To the editor:
I spent some time Wednesday and Thursday with Bonnijo Kitchen, the city clerk. Based on what I was told, I am satisfied that the results of the election as posted on the city web page are fair, accurate and final. The change from a winning margin of 8 votes to a margin of 2 votes was explained to my satisfaction and I believe it accurately reflects the intentions of the voters. The result is that I won a close election by 2 votes.
It is now up to the mayor to decide how he wants to proceed. He can call for a recount or he can accept that the will of the people was done.
During the last two days I have spoken to many election experts and they have told me that the odds of the outcome changing with a recount are pretty much zero. Nevertheless, we are in the process of retaining high-powered legal counsel while actively seeking donations for legal fees in case the mayor decides to demand a recount.
To avoid what may already be developing into a seriously divisive future for our city, I believe that it is in all of our best interests for the mayor to accept the results and graciously concede.
There have been a number of people who have said that if the situation were reversed, I would also ask for a recount. Here’s what I can say for sure about that.
If I were the eight-year incumbent and I had lost by 2 votes, I would certainly be personally anguished, and my immediate gut-level reaction would be to press for a recount. However, upon consideration of the seriously negative and potentially long-lasting ramifications on the community, I would hold my head high and concede.

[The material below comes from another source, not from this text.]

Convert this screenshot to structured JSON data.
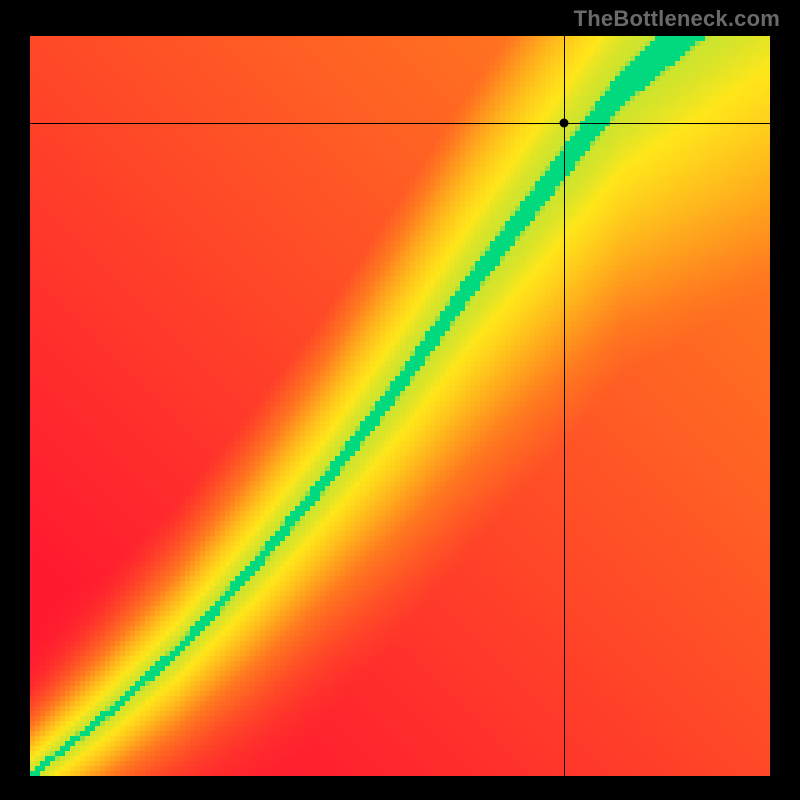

If the recount goes forward, it will be a sad chapter for Amesbury and it will further divide an already divided community. It will be protracted, it will be expensive, and it will be painful for everyone. The media will descend on us, and our reputation will be repeatedly muddied.
Most of the incumbent mayors across the state won by convincing margins, in many cases because an incumbent has significant advantages over any challenger, but also because those voters believed their cities were being led in the right direction.
The closeness of this election, the increased turnout and, most importantly, the results speak volumes about what our community thinks about the incumbent.
It would be for the best of the community if Mayor Kezer were to stop the recount initiative now. There will be great praise for his decision from all sides and we can begin the healing immediately.